2017: The Greenlining Institute launches the 360 Center – Greenlining purchased and transformed our 85-year-old, failed bank building in the heart of downtown Oakland into a flourishing, energy-efficient nonprofit center built by local, Black and Brown-owned businesses as a hub of collaboration and Community activism.
2018: Charge Ahead Coalition secures millions for equitable electric vehicles in California Greenlining led the Charge Ahead Coalition to successfully advocate to designate $236 million for vulnerable communities in large scale electric vehicles, and secured over $550 million for charging infrastructure and EV access programs in disadvantaged and low-income communities through the Volkswagen Diesel settlement.
2020: TEEM Community of Practice extends Greenlining’s equitable mobility program across the U.S. – Building on the success of the Charge Ahead coalition efforts, the Greenlining Institute launched the Towards Equitable Electric Mobility Community of Practice to advance racial equity in electric mobility and climate change goals. The cohort includes organizations from Colorado, Illinois, Michigan, North Carolina, and Virginia.
2022: Greenlining’s Economic Equity team expands program to focus on closing the Digital Divide – In 2020, Greenlining’s Economic Equity team launched a report on closing the digital divide to increase economic opportunity for communities of color.
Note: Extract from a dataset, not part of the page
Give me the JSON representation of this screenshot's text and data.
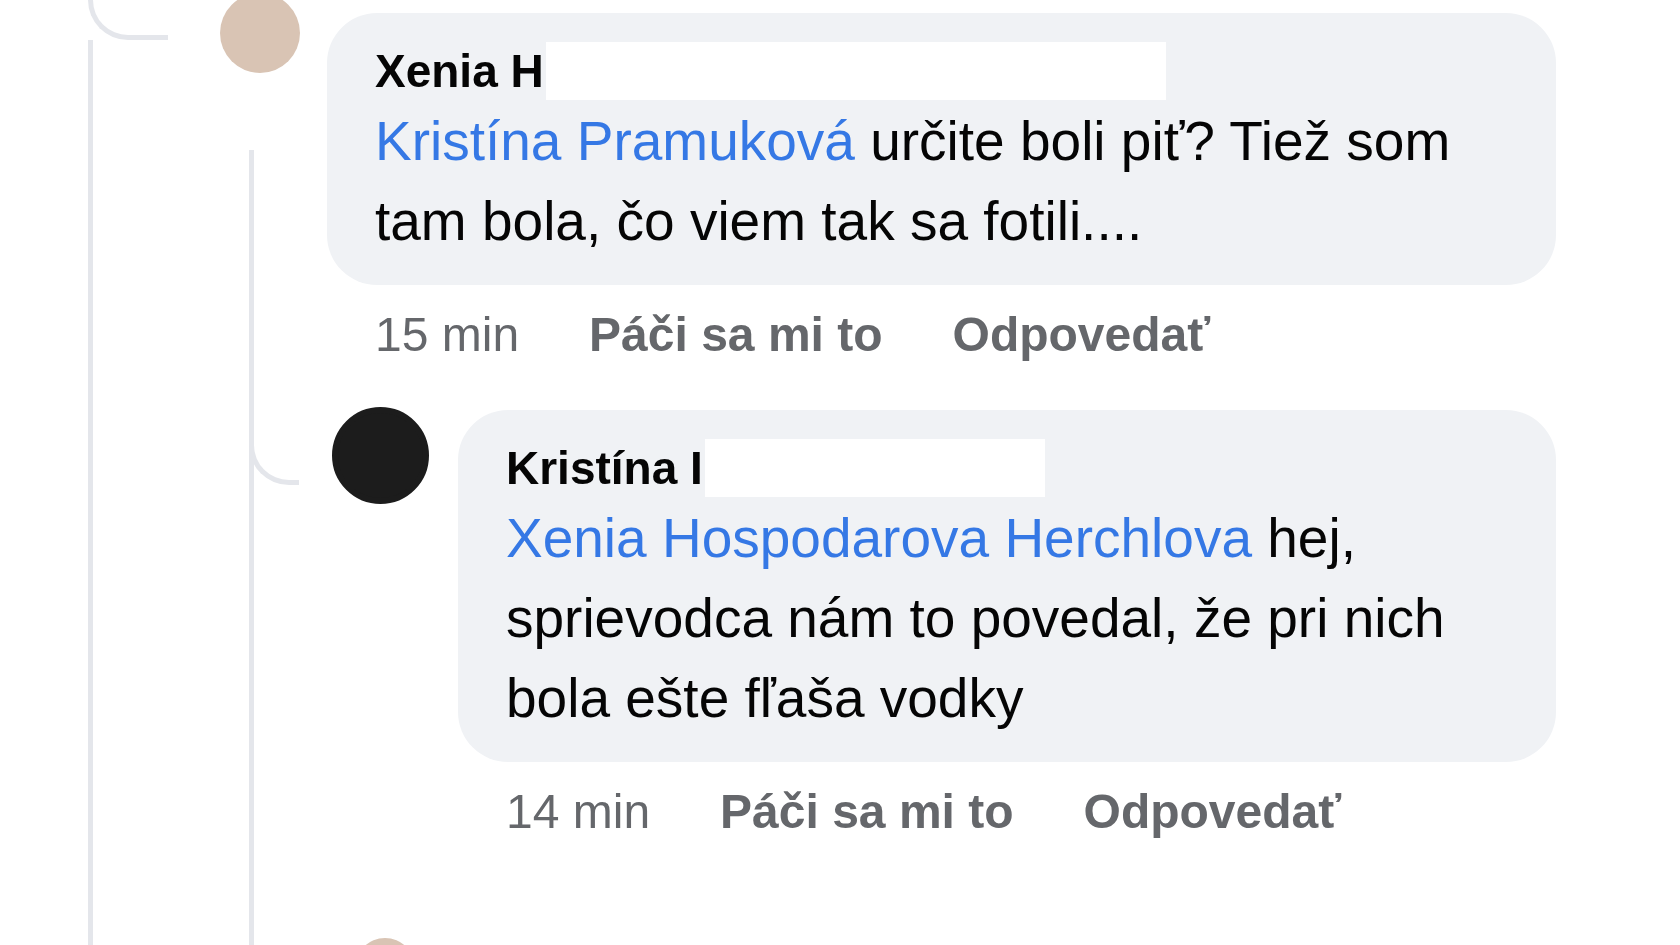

In 2021, we launched the Oakland Town Link program focusing the effort in our own backyard.
2023: The Greenlining Institute launches Greenlining the Block – The new multi-year initiative builds power in community-based organizations that are advancing climate justice neighborhood projects with a $6.75 million commitment of resources to communities across California, Colorado, Illinois, Virginia, North Carolina, and Michigan.
And we’re just getting started.
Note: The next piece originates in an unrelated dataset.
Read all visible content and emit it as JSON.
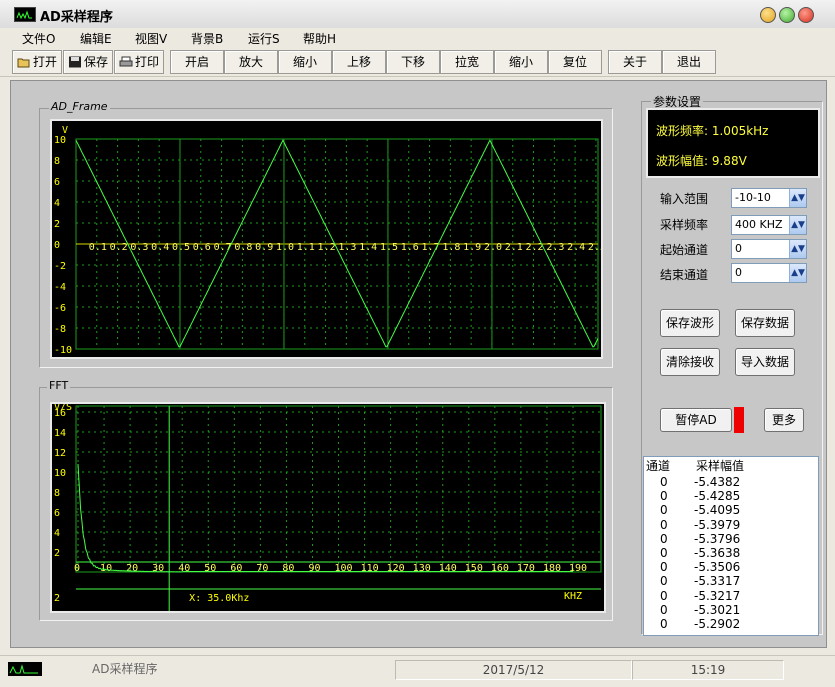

Greenlining for An Abundant Future
There’s no doubt that a lot has changed since 1993. But so have we.
We have entered a new era of data-informed redlining harming people of color and low-income communities. Greenlining is on the cutting edge of innovation, anticipating where the challenges and barriers will emerge, while also creating opportunities to bring wealth and prosperity to communities of color. Everyday, we work to build a just economy–a greenlined economy–where communities of color can build wealth and live in healthy places filled with economic opportunity.
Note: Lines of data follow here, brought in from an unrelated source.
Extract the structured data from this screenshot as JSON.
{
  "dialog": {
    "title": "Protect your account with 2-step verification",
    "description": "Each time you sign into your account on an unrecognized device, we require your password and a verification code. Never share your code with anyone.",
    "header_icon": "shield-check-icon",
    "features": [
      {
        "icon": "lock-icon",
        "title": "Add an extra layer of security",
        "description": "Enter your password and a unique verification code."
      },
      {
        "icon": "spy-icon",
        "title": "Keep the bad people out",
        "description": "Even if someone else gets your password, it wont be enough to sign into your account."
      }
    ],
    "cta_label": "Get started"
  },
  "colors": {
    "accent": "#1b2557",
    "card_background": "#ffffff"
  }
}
Today, we act as an incubator of new policy ideas, a bridge builder between frontline communities, companies, and government, and an advocate to build momentum for transformative change.
Recognizing that America’s racial wealth gap was created by deliberate policy choices; it will take deliberate, race-conscious choices to end it. We don’t see these interactions as a zero-sum game in which one side must win and the other must lose. Instead, we reach for win-win solutions that expand opportunity for everyone.
We are stepping forward with boldness and precision to address the root causes of widespread racial and economic inequity. By focusing on the most acute needs that must be addressed; we can advance policy solutions that are race-conscious, intersectional, and rooted in community priorities.
Join us for the work ahead in the next 30 years to build on the legacy of our founders and early coalition. Together we can establish enduring and meaningful solutions so that communities of color can thrive and race is truly never a barrier to opportunity.